WORK ORDER
How many lines in the records below contain "Basic"? Reply with the number only.
[Opening ENTRIES SUPPLIED section]
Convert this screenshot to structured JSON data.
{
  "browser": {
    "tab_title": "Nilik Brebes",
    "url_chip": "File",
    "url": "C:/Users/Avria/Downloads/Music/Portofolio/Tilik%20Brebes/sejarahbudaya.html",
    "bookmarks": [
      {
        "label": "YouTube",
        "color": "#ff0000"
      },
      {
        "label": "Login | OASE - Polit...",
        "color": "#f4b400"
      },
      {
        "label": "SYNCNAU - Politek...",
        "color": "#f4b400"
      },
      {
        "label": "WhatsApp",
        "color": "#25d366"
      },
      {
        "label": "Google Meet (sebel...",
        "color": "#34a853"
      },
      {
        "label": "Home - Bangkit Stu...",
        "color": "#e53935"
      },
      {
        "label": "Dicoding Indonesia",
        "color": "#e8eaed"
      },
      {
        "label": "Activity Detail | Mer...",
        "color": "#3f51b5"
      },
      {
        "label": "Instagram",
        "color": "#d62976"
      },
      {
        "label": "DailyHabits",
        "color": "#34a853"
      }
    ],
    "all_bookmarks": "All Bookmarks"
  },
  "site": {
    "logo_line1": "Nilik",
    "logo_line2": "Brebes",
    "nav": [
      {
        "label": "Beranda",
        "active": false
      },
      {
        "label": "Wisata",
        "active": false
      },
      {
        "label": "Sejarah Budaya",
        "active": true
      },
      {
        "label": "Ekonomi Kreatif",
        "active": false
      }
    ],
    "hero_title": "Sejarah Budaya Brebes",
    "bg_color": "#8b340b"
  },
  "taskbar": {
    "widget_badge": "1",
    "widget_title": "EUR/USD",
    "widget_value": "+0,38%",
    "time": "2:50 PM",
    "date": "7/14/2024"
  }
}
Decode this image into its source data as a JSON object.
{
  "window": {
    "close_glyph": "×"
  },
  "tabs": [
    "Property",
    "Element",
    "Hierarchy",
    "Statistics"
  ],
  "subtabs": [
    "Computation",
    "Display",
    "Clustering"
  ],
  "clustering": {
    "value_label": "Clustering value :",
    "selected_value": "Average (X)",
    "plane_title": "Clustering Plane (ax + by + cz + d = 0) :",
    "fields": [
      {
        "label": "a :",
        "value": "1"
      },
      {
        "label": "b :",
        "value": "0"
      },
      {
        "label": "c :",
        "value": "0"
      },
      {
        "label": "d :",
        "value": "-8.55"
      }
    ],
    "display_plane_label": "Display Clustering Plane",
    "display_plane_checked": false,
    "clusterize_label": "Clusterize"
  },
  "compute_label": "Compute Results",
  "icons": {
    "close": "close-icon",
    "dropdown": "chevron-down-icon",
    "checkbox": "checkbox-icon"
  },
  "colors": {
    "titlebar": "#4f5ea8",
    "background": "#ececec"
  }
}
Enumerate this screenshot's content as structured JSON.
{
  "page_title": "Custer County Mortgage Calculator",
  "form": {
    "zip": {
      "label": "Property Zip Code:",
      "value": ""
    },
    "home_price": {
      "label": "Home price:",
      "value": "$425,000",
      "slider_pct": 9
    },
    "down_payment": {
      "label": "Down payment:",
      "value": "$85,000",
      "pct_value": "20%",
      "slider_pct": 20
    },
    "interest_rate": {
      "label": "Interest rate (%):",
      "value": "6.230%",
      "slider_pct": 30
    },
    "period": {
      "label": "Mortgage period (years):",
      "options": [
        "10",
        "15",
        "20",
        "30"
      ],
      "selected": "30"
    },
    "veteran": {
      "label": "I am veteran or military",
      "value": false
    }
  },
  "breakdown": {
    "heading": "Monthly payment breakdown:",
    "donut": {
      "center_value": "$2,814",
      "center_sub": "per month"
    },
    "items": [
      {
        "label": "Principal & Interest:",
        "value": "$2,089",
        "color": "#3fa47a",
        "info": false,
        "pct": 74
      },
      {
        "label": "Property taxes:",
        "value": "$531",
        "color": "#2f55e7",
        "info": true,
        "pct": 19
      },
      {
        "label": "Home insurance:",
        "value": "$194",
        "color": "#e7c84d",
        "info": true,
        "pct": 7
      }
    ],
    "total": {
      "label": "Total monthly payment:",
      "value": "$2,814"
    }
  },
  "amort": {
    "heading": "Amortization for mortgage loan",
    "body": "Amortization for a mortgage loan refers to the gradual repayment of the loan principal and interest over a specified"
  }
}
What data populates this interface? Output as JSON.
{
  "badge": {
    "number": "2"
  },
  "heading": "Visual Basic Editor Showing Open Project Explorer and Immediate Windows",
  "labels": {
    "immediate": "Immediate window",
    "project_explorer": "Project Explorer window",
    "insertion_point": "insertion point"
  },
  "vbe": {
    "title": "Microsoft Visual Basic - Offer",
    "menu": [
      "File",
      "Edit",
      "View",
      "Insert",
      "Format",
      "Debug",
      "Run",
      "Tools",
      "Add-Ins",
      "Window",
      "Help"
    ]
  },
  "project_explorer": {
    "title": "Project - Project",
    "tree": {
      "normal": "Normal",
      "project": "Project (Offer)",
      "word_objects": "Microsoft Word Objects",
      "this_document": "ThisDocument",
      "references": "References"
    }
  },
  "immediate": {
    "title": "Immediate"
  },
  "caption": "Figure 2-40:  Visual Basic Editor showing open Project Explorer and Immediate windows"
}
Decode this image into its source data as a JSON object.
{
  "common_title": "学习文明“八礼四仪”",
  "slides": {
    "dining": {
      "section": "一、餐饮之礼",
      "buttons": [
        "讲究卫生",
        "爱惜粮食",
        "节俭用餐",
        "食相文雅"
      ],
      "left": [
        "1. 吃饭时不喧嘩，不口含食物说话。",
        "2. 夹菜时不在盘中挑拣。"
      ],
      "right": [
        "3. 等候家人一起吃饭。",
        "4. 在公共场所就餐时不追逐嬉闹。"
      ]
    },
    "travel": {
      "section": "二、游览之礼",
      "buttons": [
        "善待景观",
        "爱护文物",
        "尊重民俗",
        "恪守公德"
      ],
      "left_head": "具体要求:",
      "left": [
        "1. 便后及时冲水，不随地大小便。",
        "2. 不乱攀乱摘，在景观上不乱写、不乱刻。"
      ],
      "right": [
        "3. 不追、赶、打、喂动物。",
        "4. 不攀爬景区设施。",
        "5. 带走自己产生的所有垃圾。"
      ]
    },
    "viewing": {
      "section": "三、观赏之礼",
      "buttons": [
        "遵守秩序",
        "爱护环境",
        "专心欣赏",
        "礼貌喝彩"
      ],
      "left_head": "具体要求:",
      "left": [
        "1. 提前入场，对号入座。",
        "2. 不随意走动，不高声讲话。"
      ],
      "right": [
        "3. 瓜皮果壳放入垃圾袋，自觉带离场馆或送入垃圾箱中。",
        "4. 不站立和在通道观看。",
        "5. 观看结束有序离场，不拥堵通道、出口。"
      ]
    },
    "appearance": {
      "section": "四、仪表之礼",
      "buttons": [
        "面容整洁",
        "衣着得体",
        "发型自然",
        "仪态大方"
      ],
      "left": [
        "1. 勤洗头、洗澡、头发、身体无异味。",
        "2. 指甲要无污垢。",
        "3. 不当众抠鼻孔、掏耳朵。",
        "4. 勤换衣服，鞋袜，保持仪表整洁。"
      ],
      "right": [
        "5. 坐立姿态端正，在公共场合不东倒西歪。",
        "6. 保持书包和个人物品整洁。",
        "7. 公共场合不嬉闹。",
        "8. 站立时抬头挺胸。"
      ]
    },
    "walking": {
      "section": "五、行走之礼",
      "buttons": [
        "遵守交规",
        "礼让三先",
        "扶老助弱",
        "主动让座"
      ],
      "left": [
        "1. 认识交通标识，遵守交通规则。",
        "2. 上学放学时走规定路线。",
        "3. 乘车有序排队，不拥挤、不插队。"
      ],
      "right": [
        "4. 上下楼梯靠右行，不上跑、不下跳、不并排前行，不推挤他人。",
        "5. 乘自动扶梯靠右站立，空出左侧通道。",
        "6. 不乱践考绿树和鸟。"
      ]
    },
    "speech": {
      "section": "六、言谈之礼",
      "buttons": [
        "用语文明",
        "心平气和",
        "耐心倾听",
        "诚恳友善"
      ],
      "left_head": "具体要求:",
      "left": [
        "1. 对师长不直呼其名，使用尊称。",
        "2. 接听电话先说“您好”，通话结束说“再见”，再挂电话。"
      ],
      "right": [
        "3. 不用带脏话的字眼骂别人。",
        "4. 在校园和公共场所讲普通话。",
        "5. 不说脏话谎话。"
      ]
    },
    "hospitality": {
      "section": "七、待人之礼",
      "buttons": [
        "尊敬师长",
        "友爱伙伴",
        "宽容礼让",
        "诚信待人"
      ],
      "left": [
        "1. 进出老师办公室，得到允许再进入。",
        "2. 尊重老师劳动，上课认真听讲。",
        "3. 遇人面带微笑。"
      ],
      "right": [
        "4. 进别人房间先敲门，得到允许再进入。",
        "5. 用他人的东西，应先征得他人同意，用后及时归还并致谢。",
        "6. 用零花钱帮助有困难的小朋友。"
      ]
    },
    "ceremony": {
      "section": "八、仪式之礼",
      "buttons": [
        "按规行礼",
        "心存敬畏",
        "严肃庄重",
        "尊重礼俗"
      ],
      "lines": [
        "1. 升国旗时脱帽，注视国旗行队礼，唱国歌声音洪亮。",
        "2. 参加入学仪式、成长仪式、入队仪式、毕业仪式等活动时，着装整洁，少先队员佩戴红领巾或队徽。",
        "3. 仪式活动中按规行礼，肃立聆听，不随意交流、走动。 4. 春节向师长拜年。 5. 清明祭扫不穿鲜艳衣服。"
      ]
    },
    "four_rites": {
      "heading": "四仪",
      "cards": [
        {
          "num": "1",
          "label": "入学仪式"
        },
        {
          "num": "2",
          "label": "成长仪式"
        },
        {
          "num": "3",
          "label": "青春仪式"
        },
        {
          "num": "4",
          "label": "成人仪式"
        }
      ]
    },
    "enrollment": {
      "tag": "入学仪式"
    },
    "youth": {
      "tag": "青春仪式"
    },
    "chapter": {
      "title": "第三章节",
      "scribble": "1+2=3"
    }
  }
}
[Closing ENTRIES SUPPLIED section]
SOLUTION FOR THIS EXERCISE
3